Of course Joe might be a heavy blog reader and reads a couple of killer llama blogs everyday where he reads some posts by the author or readers about an amazing new llama snack. Better yet, Joe loves Youtube, so combining his love for llamas and video, Joe does a search and finds a cool 30 second spot on the llamas at the san diego zoo that are big and strong thanks to the killer llama snack.

So by combining all elements of branding, and marketing, and advertising along with the power of a social network. And the trust that only a niche group could have for someone within the group, S-Commerce can thrive. The best part about it is that if your product makes it into the group. No selling is required.

Furthermore, you’re probabally asking, how does the owner/operator make money? Well since he owns the niche site, wouldn’t it behoove the maker of the killer llama snack to come to the owners and see if they can cut some type of marketing deal to push their product? You betcha. So now the only advertisers on the social site are relavant to the niche aspect of the site. Everyone wins…

Lastly, taking this to the next level then would be a company like lemonade.com Where they literally provide you with the stand and all you have to do is supply the products. Just make sure they(the products) are relevant to your group and you are good to go! It would also help if you were actually part of the group. Trying to win over the group as a  passing member of this group is a hard sell and could result in an instant loss of street cred. So tread lightly, stay long, grow some roots and sell some product. Can you name another seamless example of e-commerce in play in a social networking setting?

Cyber Monday is coming, load up the bandwith!

Come November 26th, offices across the US will struggle to get their work done. Why?Because their employees will be shopping online for deals.  If you are an internet retailer then you better have your shopping carts polished and ready to rock. If you are a large e-tailer than you better have enough bandwidth to endure the crush. And if you are a Wii dealer, forget it you’re screwed.

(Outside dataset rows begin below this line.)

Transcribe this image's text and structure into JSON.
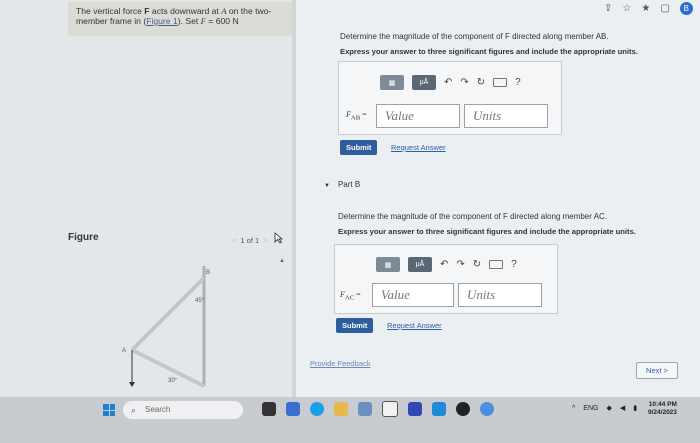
{
  "problem": {
    "text_before": "The vertical force ",
    "force": "F",
    "text_mid1": " acts downward at ",
    "point": "A",
    "text_mid2": " on the two-member frame in (",
    "figure_link": "Figure 1",
    "text_end": "). Set ",
    "force_eq": "F",
    "value": " = 600 N"
  },
  "figure": {
    "label": "Figure",
    "pager": "1 of 1",
    "point_labels": {
      "A": "A",
      "B": "B"
    },
    "angles": {
      "top": "45°",
      "bottom": "30°"
    }
  },
  "partA": {
    "prompt": "Determine the magnitude of the component of F directed along member AB.",
    "instructions": "Express your answer to three significant figures and include the appropriate units.",
    "var_label": "F",
    "var_sub": "AB",
    "value_placeholder": "Value",
    "units_placeholder": "Units",
    "submit": "Submit",
    "request": "Request Answer"
  },
  "partB": {
    "title": "Part B",
    "prompt": "Determine the magnitude of the component of F directed along member AC.",
    "instructions": "Express your answer to three significant figures and include the appropriate units.",
    "var_label": "F",
    "var_sub": "AC",
    "value_placeholder": "Value",
    "units_placeholder": "Units",
    "submit": "Submit",
    "request": "Request Answer"
  },
  "toolbar": {
    "matrix": "▦",
    "mu": "μÅ",
    "help": "?"
  },
  "feedback": "Provide Feedback",
  "next": "Next >",
  "taskbar": {
    "search": "Search",
    "lang": "ENG",
    "time": "10:44 PM",
    "date": "9/24/2023"
  },
  "colors": {
    "accent": "#2d5d9b",
    "windows": "#1d7fd6"
  }
}
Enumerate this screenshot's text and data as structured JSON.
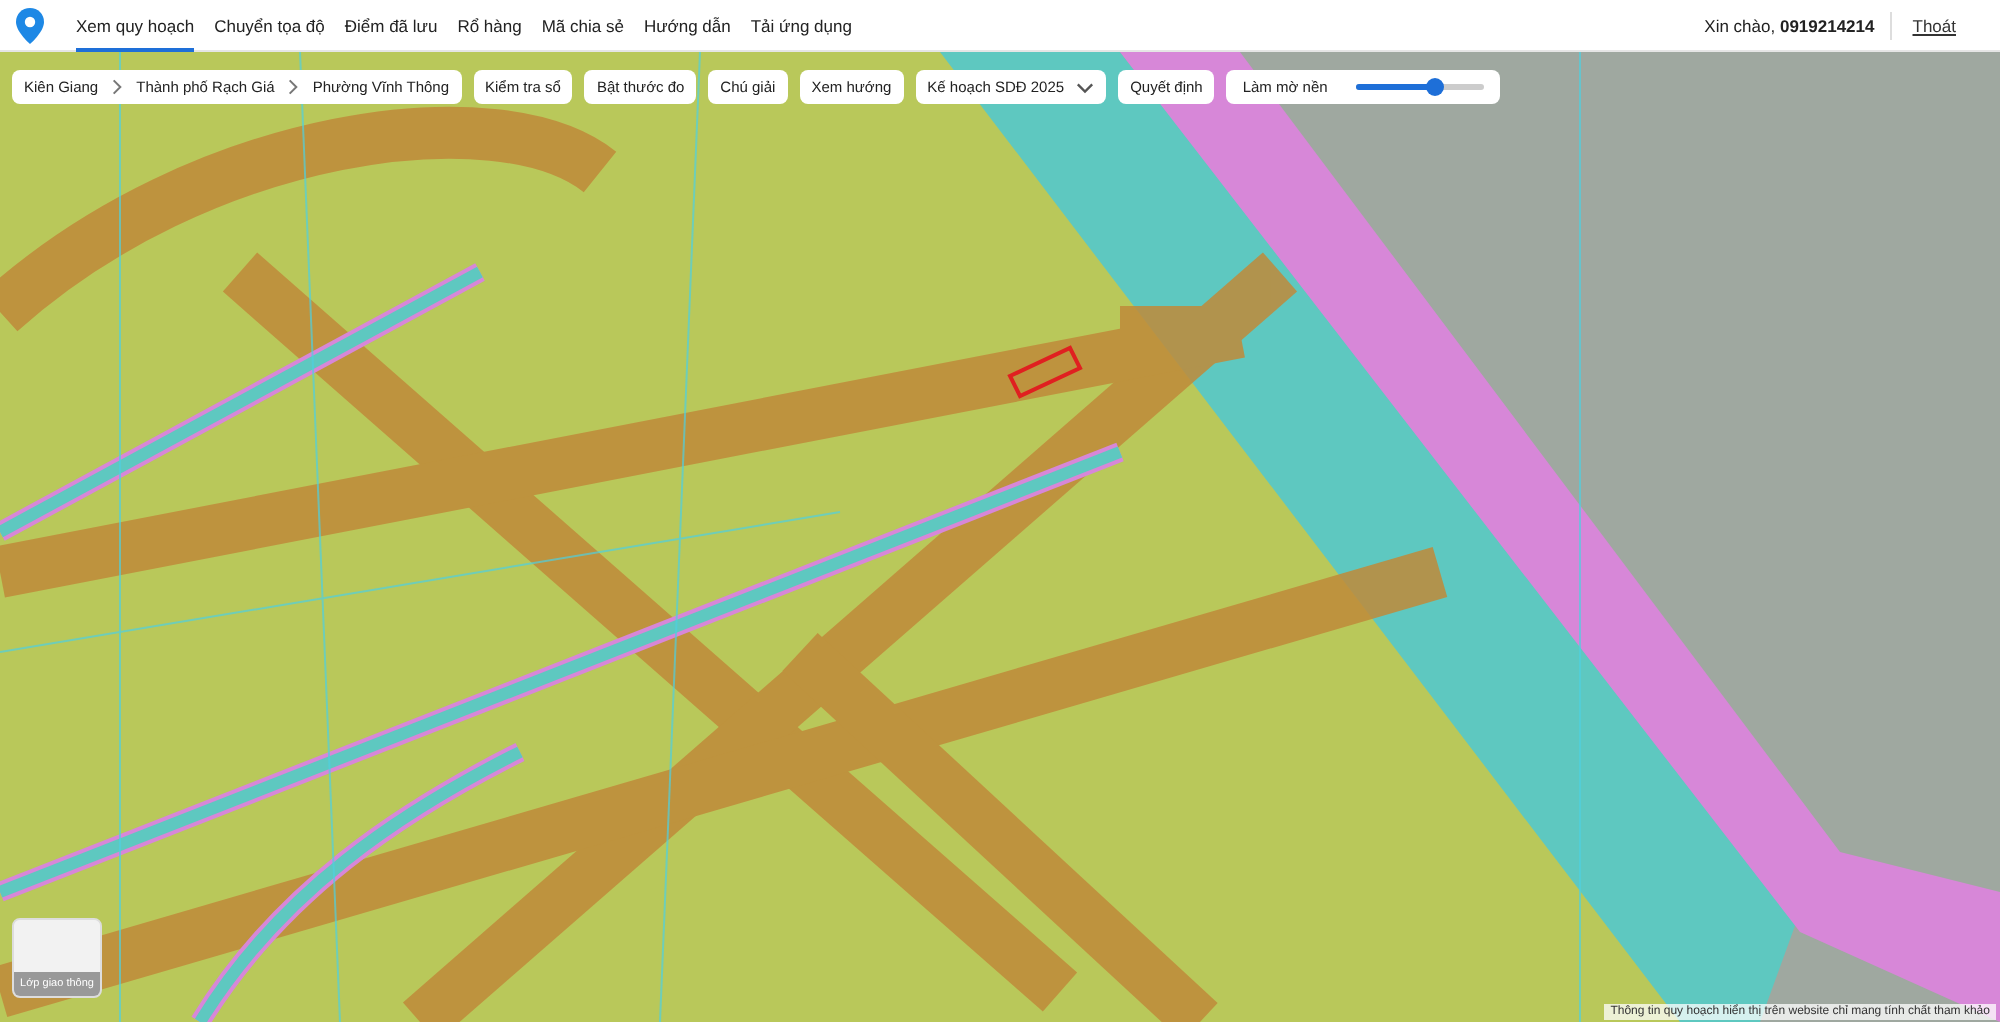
{
  "nav": {
    "items": [
      {
        "label": "Xem quy hoạch",
        "selected": true
      },
      {
        "label": "Chuyển tọa độ",
        "selected": false
      },
      {
        "label": "Điểm đã lưu",
        "selected": false
      },
      {
        "label": "Rổ hàng",
        "selected": false
      },
      {
        "label": "Mã chia sẻ",
        "selected": false
      },
      {
        "label": "Hướng dẫn",
        "selected": false
      },
      {
        "label": "Tải ứng dụng",
        "selected": false
      }
    ],
    "greeting": "Xin chào, ",
    "user": "0919214214",
    "logout": "Thoát"
  },
  "toolbar": {
    "breadcrumb": [
      "Kiên Giang",
      "Thành phố Rạch Giá",
      "Phường Vĩnh Thông"
    ],
    "buttons": [
      {
        "kind": "button",
        "label": "Kiểm tra sổ"
      },
      {
        "kind": "button",
        "label": "Bật thước đo"
      },
      {
        "kind": "button",
        "label": "Chú giải"
      },
      {
        "kind": "button",
        "label": "Xem hướng"
      },
      {
        "kind": "dropdown",
        "label": "Kế hoạch SDĐ 2025"
      },
      {
        "kind": "button",
        "label": "Quyết định"
      }
    ],
    "blur": {
      "label": "Làm mờ nền",
      "level": 0.62
    }
  },
  "layer_toggle": {
    "label": "Lớp giao thông"
  },
  "disclaimer": "Thông tin quy hoạch hiển thị trên website chỉ mang tính chất tham khảo"
}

A recent survey revealed that 46 percent of working Americans expect to shop for bargains online the Monday following Thanksgiving, while they are at work. The study, conducted by Decision Analyst ,  stated that although more than 11 percent said they had been caught shopping by their boss while on the job, the survey showed that the temptation to find a great bargain is so strong, they would spend nearly an hour on average shopping online this Monday instead of working coupled with the risk of being caught again.

Cyber Monday was coined to identify the online activity that happens on the Monday immediately following Black Friday, which is traditionally one of the busiest shopping days of the year for “brick and mortar” stores. Cyber Monday is considered the ceremonial kick-off of the holiday online shopping season. Like Black Friday, many e-retailers offer some of the most exceptional deals of the year on Cyber Monday.

Shopping online during the holidays is a trend that has grown beyond a novel thing to do. It is now an accepted and expected form of Christmas Shopping. With that, comes the expectation that all e-tailers deliver on their end of the deal. Online Christmas shopping
allows shoppers to take advantage of  broadband speeds within their offces, veritable privacy, as well as the ability to possibly surf the web for deals for extended periods of time. It also provides a way to save on purchases that would normally cost more in the brick and mortar world as well as a way to avoid crowds, traffic and long lines.

In the words of of Mr. Michael Buffer,”Are you readdddddy to rumble?”